Just before the Idaho's Senate passed the bill, which requires woman to have an ultrasound prior to obtaining an abortion, opponents of the bill pointed out that it makes no exception for rape victims, incest victims or women in medical emergencies.
Winder, a Republican from Boise, responded to those concerns by raising the question of whether women understand when they have been raped.
“Rape and incest was used as a reason to oppose this," Winder said on the Senate floor. "I would hope that when a woman goes in to a physician with a rape issue, that physician will indeed ask her about perhaps her marriage, was this pregnancy caused by normal relations in a marriage or was it truly caused by a rape. I assume that's part of the counseling that goes on.”
Women reported 84,767 "forcible rapes" in the United States in 2010, according to the FBI's most recent Uniform Crime Report; the figure does not include statutory rape, incest or any other kind of rape that falls outside the FBI's narrow definition of the crime.
If Winder's mandatory ultrasound bill becomes law, a victim of rape or incest or a woman with a medical emergency who is seeking an abortion must obtain an ultrasound first and the state will provide a list of providers. Nearly every provider of free ultrasounds in Idaho is a "crisis pregnancy center," which aims to dissuade women from having an abortion. The woman would also have to obtain from a doctor a second ultrasound, which would involve an invasive transvaginal procedure if she is in her first trimester of pregnancy. Even if she averts her eyes from the ultrasound image and refuses to listen to the fetal heartbeat, she would have to hear the doctor describe the fetus in detail.
Proponents of the bill describe it as one more way to protect "unborn children," with the assumption that the ultrasound procedure and anti-abortion counseling might sway women against having an abortion. Opponents argue that it forces doctors to perform medically unnecessary procedures and contributes to the emotional anguish of women who have already made a very difficult decision.
One woman wrote last week about her painful experience with Texas' new mandatory ultrasound law in the Texas Observer, in which she had to listen to a doctor describe the gravely ill fetus that she had sought to abort to protect her own health.
The state Senate voted 23 to 12 to pass the controversial ultrasound bill on Monday, with all seven Democrats and five Republicans against it. The Republican-controlled House is also expected to pass the measure.

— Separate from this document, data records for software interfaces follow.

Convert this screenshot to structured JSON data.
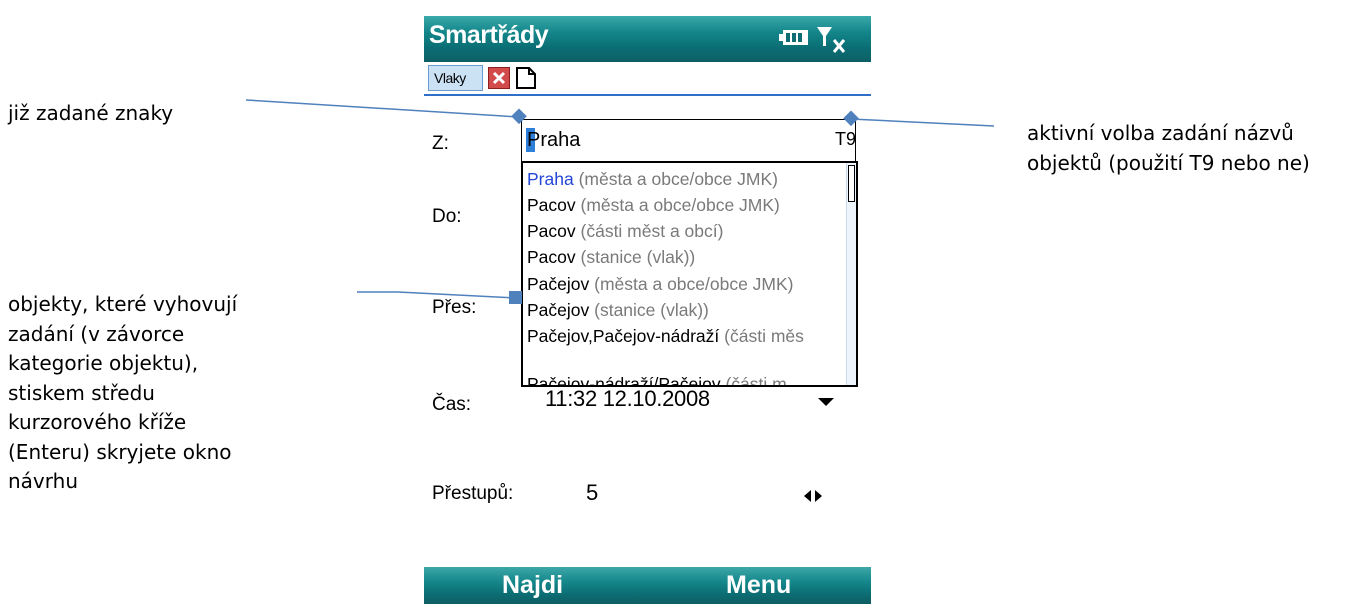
{
  "app": {
    "title": "Smartřády",
    "battery_icon": "battery-icon",
    "signal_icon": "signal-no-service-icon"
  },
  "tabs": {
    "active_label": "Vlaky",
    "close_icon": "close-tab-icon",
    "new_icon": "new-document-icon"
  },
  "form": {
    "from_label": "Z:",
    "from_value": "Praha",
    "t9_indicator": "T9",
    "to_label": "Do:",
    "via_label": "Přes:",
    "time_label": "Čas:",
    "time_value": "11:32  12.10.2008",
    "transfers_label": "Přestupů:",
    "transfers_value": "5"
  },
  "suggestions": [
    {
      "name": "Praha",
      "category": " (města a obce/obce JMK)",
      "selected": true
    },
    {
      "name": "Pacov",
      "category": " (města a obce/obce JMK)",
      "selected": false
    },
    {
      "name": "Pacov",
      "category": " (části měst a obcí)",
      "selected": false
    },
    {
      "name": "Pacov",
      "category": " (stanice (vlak))",
      "selected": false
    },
    {
      "name": "Pačejov",
      "category": " (města a obce/obce JMK)",
      "selected": false
    },
    {
      "name": "Pačejov",
      "category": " (stanice (vlak))",
      "selected": false
    },
    {
      "name": "Pačejov,Pačejov-nádraží",
      "category": " (části měs",
      "selected": false
    },
    {
      "name": "Pačejov-nádraží/Pačejov",
      "category": " (části m",
      "selected": false
    }
  ],
  "softkeys": {
    "left": "Najdi",
    "right": "Menu"
  },
  "annotations": {
    "entered_chars": "již zadané znaky",
    "matching_objects": [
      "objekty, které vyhovují",
      "zadání (v závorce",
      "kategorie objektu),",
      "stiskem středu",
      "kurzorového kříže",
      "(Enteru) skryjete okno",
      "návrhu"
    ],
    "active_input_mode": [
      "aktivní volba zadání názvů",
      "objektů (použití T9 nebo ne)"
    ]
  },
  "colors": {
    "title_bar": "#13868a",
    "selection_text": "#2447d8",
    "category_text": "#7a7a7a",
    "callout_line": "#4f81bd"
  }
}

“Fellow senators, as a woman and as a person of faith, this bill makes me want to cry," said state Sen. Diane Bilyeu, a Democrat. "I want an end to abortion as well as all of you do, and I am totally opposed to abortion except in the case of rape, incest or the life of the mother. But I find this bill to be intrusive into my faith, and it is punitive as a woman.”